▶ _Assignment_
Restate word for word all of the lines below, with each image left out.

----- Data -----

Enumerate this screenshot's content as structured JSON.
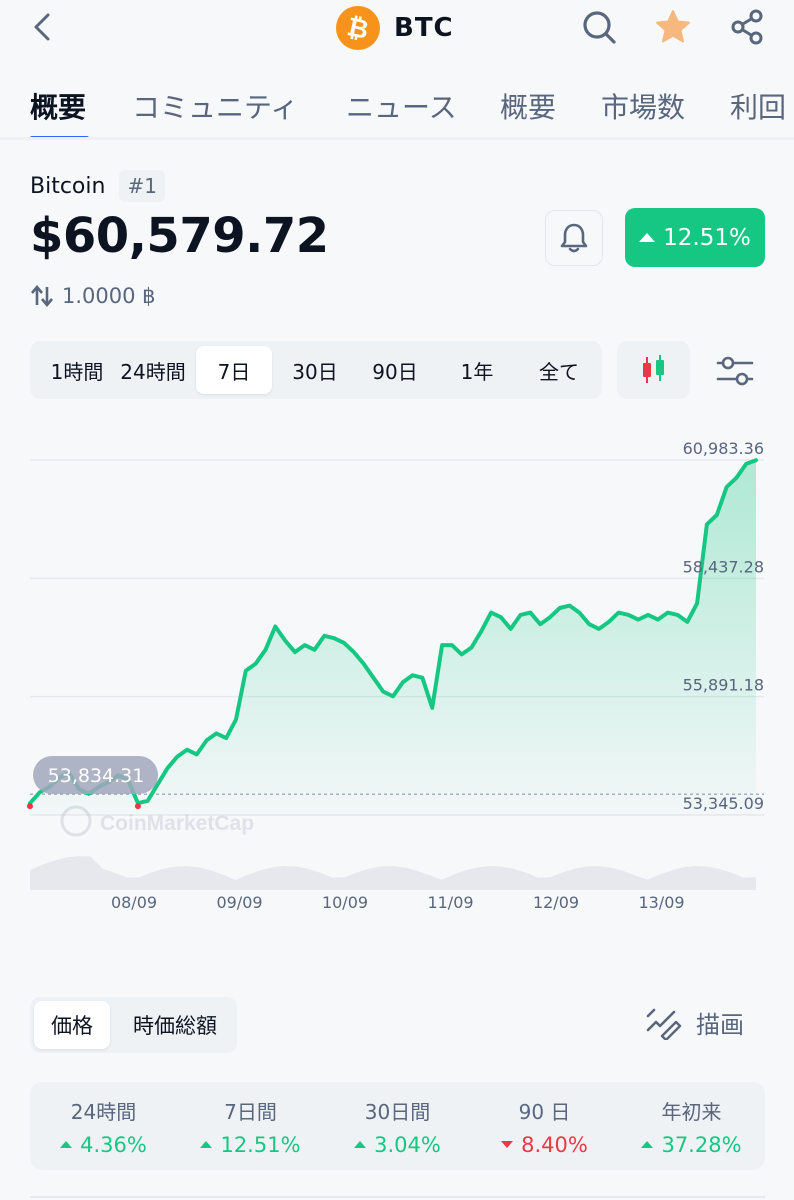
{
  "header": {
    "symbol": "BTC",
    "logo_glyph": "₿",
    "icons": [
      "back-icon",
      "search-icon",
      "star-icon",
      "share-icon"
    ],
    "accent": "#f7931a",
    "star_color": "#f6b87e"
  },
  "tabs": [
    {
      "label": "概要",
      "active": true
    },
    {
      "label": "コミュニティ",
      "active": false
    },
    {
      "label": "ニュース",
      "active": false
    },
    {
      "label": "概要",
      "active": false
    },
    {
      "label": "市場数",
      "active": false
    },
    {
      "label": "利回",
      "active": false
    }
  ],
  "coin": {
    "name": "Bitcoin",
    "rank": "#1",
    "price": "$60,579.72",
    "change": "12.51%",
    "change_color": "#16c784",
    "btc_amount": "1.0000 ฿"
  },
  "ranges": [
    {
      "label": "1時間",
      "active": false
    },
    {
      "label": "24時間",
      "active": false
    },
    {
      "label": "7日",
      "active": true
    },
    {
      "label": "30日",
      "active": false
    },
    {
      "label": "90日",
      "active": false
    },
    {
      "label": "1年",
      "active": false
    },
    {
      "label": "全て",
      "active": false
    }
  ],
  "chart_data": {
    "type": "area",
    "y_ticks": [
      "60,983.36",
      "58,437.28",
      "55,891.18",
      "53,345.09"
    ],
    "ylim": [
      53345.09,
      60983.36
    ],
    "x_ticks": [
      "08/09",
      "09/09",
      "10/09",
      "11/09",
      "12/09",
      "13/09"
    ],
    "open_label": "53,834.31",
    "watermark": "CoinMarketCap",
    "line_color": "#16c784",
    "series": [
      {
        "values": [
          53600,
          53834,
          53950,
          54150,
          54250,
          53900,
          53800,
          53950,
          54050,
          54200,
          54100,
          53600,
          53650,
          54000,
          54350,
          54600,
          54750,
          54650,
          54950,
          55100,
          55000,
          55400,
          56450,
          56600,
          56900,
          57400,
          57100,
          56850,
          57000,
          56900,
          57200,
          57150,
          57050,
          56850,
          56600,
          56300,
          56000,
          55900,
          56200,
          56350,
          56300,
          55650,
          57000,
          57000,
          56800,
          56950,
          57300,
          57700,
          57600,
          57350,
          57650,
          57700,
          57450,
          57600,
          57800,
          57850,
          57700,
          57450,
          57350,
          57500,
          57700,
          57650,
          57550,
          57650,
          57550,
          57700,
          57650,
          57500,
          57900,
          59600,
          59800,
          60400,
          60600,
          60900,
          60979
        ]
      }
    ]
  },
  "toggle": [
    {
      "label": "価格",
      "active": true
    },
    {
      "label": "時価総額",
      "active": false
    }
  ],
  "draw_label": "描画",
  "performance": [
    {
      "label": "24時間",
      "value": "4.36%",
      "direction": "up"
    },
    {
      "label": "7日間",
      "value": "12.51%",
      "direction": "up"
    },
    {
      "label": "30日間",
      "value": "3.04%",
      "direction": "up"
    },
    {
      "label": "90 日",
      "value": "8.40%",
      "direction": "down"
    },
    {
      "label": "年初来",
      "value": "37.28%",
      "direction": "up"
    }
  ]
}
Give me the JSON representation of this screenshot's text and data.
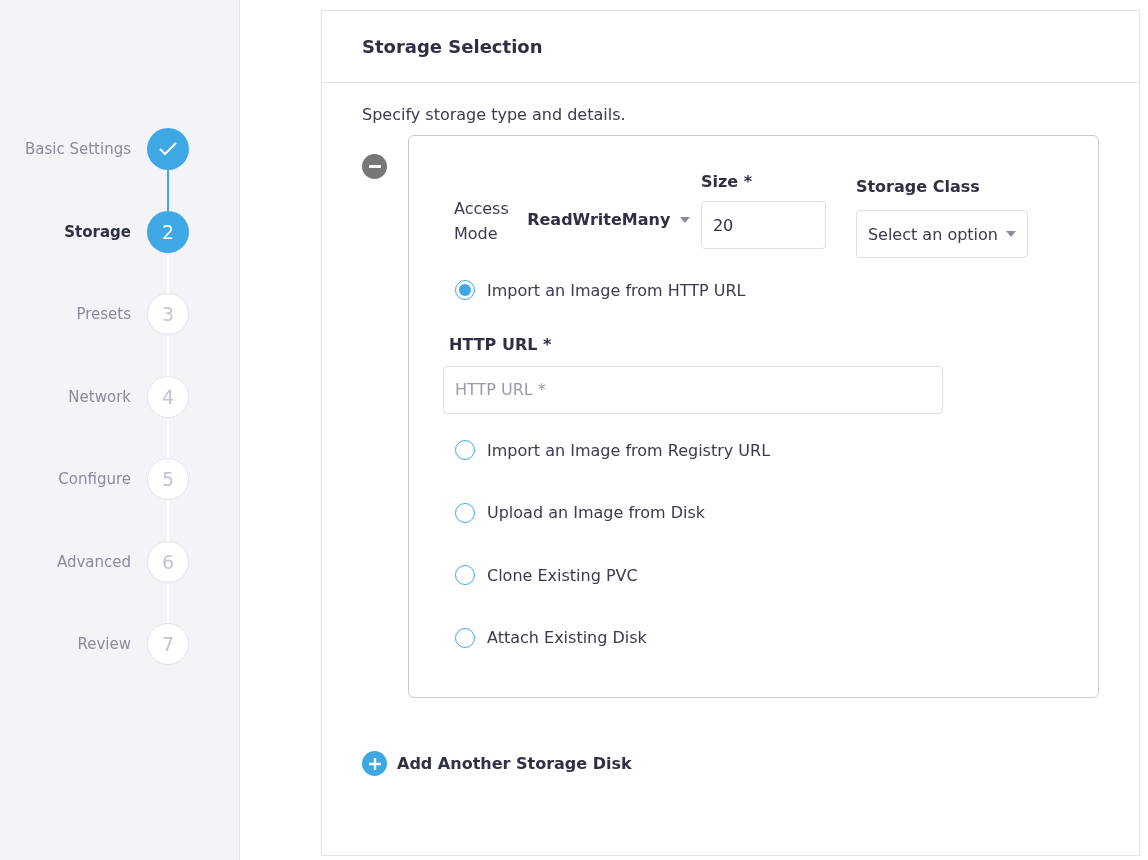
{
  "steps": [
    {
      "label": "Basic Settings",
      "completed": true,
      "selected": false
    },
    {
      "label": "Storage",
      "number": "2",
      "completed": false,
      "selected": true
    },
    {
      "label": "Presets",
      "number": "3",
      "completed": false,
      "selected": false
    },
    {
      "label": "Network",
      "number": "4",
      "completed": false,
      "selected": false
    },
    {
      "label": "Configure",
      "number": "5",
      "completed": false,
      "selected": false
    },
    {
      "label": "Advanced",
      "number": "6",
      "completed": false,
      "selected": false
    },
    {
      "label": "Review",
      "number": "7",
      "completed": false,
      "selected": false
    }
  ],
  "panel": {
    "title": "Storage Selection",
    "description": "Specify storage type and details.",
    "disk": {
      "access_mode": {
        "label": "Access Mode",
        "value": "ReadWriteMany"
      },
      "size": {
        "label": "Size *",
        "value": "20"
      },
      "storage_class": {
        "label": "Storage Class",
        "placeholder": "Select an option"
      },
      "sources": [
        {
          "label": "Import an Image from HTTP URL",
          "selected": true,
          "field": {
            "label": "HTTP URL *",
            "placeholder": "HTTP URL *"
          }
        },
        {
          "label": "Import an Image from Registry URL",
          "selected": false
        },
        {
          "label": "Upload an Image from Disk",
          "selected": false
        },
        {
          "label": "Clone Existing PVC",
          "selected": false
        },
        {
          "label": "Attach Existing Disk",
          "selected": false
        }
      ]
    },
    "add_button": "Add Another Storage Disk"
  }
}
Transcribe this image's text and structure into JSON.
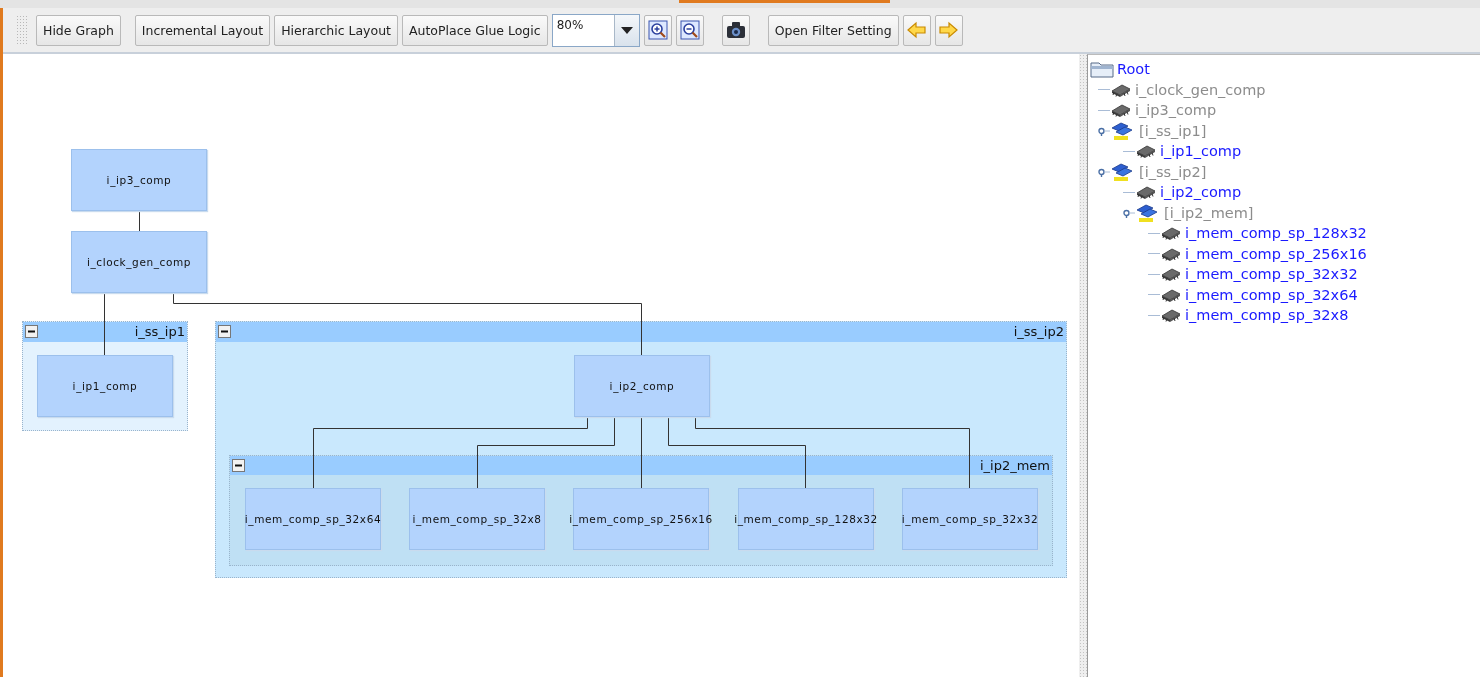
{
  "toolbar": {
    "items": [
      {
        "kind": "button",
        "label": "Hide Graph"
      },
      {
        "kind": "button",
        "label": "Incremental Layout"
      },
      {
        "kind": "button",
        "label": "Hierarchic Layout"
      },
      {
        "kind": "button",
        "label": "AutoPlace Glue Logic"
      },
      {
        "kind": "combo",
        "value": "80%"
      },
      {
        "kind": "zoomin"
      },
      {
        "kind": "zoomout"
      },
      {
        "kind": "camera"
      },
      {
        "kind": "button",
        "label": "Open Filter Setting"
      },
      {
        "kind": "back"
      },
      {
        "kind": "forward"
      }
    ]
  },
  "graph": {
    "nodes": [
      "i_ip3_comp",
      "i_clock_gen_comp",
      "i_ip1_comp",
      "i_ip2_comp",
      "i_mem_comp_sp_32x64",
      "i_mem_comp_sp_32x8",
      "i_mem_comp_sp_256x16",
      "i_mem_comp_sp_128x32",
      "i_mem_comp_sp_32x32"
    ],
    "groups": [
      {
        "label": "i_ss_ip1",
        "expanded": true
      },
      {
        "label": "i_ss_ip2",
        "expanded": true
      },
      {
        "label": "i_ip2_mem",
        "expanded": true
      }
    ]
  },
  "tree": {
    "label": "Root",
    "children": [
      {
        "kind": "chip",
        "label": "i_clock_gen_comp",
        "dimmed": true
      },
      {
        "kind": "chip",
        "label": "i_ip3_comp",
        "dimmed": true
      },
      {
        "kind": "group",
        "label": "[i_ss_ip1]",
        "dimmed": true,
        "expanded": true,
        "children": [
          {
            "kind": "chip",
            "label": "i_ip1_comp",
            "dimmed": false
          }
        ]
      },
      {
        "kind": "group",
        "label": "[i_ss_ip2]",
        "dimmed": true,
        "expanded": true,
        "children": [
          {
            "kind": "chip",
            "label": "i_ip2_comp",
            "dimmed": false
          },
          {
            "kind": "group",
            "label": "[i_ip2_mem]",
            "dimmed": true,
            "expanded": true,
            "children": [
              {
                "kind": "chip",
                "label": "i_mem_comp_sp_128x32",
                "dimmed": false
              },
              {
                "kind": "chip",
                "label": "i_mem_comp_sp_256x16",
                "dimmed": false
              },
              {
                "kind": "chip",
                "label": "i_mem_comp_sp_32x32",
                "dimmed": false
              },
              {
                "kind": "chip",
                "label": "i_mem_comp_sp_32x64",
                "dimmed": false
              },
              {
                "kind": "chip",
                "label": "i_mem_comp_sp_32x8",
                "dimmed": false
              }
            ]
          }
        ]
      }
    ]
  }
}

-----

▶ _Solution_
Enumerate this screenshot's content as structured JSON.
{
  "header": {
    "symbol": "BTC",
    "logo_glyph": "₿",
    "icons": [
      "back-icon",
      "search-icon",
      "star-icon",
      "share-icon"
    ],
    "accent": "#f7931a",
    "star_color": "#f6b87e"
  },
  "tabs": [
    {
      "label": "概要",
      "active": true
    },
    {
      "label": "コミュニティ",
      "active": false
    },
    {
      "label": "ニュース",
      "active": false
    },
    {
      "label": "概要",
      "active": false
    },
    {
      "label": "市場数",
      "active": false
    },
    {
      "label": "利回",
      "active": false
    }
  ],
  "coin": {
    "name": "Bitcoin",
    "rank": "#1",
    "price": "$60,579.72",
    "change": "12.51%",
    "change_color": "#16c784",
    "btc_amount": "1.0000 ฿"
  },
  "ranges": [
    {
      "label": "1時間",
      "active": false
    },
    {
      "label": "24時間",
      "active": false
    },
    {
      "label": "7日",
      "active": true
    },
    {
      "label": "30日",
      "active": false
    },
    {
      "label": "90日",
      "active": false
    },
    {
      "label": "1年",
      "active": false
    },
    {
      "label": "全て",
      "active": false
    }
  ],
  "chart_data": {
    "type": "area",
    "y_ticks": [
      "60,983.36",
      "58,437.28",
      "55,891.18",
      "53,345.09"
    ],
    "ylim": [
      53345.09,
      60983.36
    ],
    "x_ticks": [
      "08/09",
      "09/09",
      "10/09",
      "11/09",
      "12/09",
      "13/09"
    ],
    "open_label": "53,834.31",
    "watermark": "CoinMarketCap",
    "line_color": "#16c784",
    "series": [
      {
        "values": [
          53600,
          53834,
          53950,
          54150,
          54250,
          53900,
          53800,
          53950,
          54050,
          54200,
          54100,
          53600,
          53650,
          54000,
          54350,
          54600,
          54750,
          54650,
          54950,
          55100,
          55000,
          55400,
          56450,
          56600,
          56900,
          57400,
          57100,
          56850,
          57000,
          56900,
          57200,
          57150,
          57050,
          56850,
          56600,
          56300,
          56000,
          55900,
          56200,
          56350,
          56300,
          55650,
          57000,
          57000,
          56800,
          56950,
          57300,
          57700,
          57600,
          57350,
          57650,
          57700,
          57450,
          57600,
          57800,
          57850,
          57700,
          57450,
          57350,
          57500,
          57700,
          57650,
          57550,
          57650,
          57550,
          57700,
          57650,
          57500,
          57900,
          59600,
          59800,
          60400,
          60600,
          60900,
          60979
        ]
      }
    ]
  },
  "toggle": [
    {
      "label": "価格",
      "active": true
    },
    {
      "label": "時価総額",
      "active": false
    }
  ],
  "draw_label": "描画",
  "performance": [
    {
      "label": "24時間",
      "value": "4.36%",
      "direction": "up"
    },
    {
      "label": "7日間",
      "value": "12.51%",
      "direction": "up"
    },
    {
      "label": "30日間",
      "value": "3.04%",
      "direction": "up"
    },
    {
      "label": "90 日",
      "value": "8.40%",
      "direction": "down"
    },
    {
      "label": "年初来",
      "value": "37.28%",
      "direction": "up"
    }
  ]
}
Give me the JSON representation of this screenshot's text and data.
{
  "steps": [
    {
      "label": "Basic Settings",
      "completed": true,
      "selected": false
    },
    {
      "label": "Storage",
      "number": "2",
      "completed": false,
      "selected": true
    },
    {
      "label": "Presets",
      "number": "3",
      "completed": false,
      "selected": false
    },
    {
      "label": "Network",
      "number": "4",
      "completed": false,
      "selected": false
    },
    {
      "label": "Configure",
      "number": "5",
      "completed": false,
      "selected": false
    },
    {
      "label": "Advanced",
      "number": "6",
      "completed": false,
      "selected": false
    },
    {
      "label": "Review",
      "number": "7",
      "completed": false,
      "selected": false
    }
  ],
  "panel": {
    "title": "Storage Selection",
    "description": "Specify storage type and details.",
    "disk": {
      "access_mode": {
        "label": "Access Mode",
        "value": "ReadWriteMany"
      },
      "size": {
        "label": "Size *",
        "value": "20"
      },
      "storage_class": {
        "label": "Storage Class",
        "placeholder": "Select an option"
      },
      "sources": [
        {
          "label": "Import an Image from HTTP URL",
          "selected": true,
          "field": {
            "label": "HTTP URL *",
            "placeholder": "HTTP URL *"
          }
        },
        {
          "label": "Import an Image from Registry URL",
          "selected": false
        },
        {
          "label": "Upload an Image from Disk",
          "selected": false
        },
        {
          "label": "Clone Existing PVC",
          "selected": false
        },
        {
          "label": "Attach Existing Disk",
          "selected": false
        }
      ]
    },
    "add_button": "Add Another Storage Disk"
  }
}
Transcribe this image's text and structure into JSON.
{
  "toolbar": {
    "items": [
      {
        "kind": "button",
        "label": "Hide Graph"
      },
      {
        "kind": "button",
        "label": "Incremental Layout"
      },
      {
        "kind": "button",
        "label": "Hierarchic Layout"
      },
      {
        "kind": "button",
        "label": "AutoPlace Glue Logic"
      },
      {
        "kind": "combo",
        "value": "80%"
      },
      {
        "kind": "zoomin"
      },
      {
        "kind": "zoomout"
      },
      {
        "kind": "camera"
      },
      {
        "kind": "button",
        "label": "Open Filter Setting"
      },
      {
        "kind": "back"
      },
      {
        "kind": "forward"
      }
    ]
  },
  "graph": {
    "nodes": [
      "i_ip3_comp",
      "i_clock_gen_comp",
      "i_ip1_comp",
      "i_ip2_comp",
      "i_mem_comp_sp_32x64",
      "i_mem_comp_sp_32x8",
      "i_mem_comp_sp_256x16",
      "i_mem_comp_sp_128x32",
      "i_mem_comp_sp_32x32"
    ],
    "groups": [
      {
        "label": "i_ss_ip1",
        "expanded": true
      },
      {
        "label": "i_ss_ip2",
        "expanded": true
      },
      {
        "label": "i_ip2_mem",
        "expanded": true
      }
    ]
  },
  "tree": {
    "label": "Root",
    "children": [
      {
        "kind": "chip",
        "label": "i_clock_gen_comp",
        "dimmed": true
      },
      {
        "kind": "chip",
        "label": "i_ip3_comp",
        "dimmed": true
      },
      {
        "kind": "group",
        "label": "[i_ss_ip1]",
        "dimmed": true,
        "expanded": true,
        "children": [
          {
            "kind": "chip",
            "label": "i_ip1_comp",
            "dimmed": false
          }
        ]
      },
      {
        "kind": "group",
        "label": "[i_ss_ip2]",
        "dimmed": true,
        "expanded": true,
        "children": [
          {
            "kind": "chip",
            "label": "i_ip2_comp",
            "dimmed": false
          },
          {
            "kind": "group",
            "label": "[i_ip2_mem]",
            "dimmed": true,
            "expanded": true,
            "children": [
              {
                "kind": "chip",
                "label": "i_mem_comp_sp_128x32",
                "dimmed": false
              },
              {
                "kind": "chip",
                "label": "i_mem_comp_sp_256x16",
                "dimmed": false
              },
              {
                "kind": "chip",
                "label": "i_mem_comp_sp_32x32",
                "dimmed": false
              },
              {
                "kind": "chip",
                "label": "i_mem_comp_sp_32x64",
                "dimmed": false
              },
              {
                "kind": "chip",
                "label": "i_mem_comp_sp_32x8",
                "dimmed": false
              }
            ]
          }
        ]
      }
    ]
  }
}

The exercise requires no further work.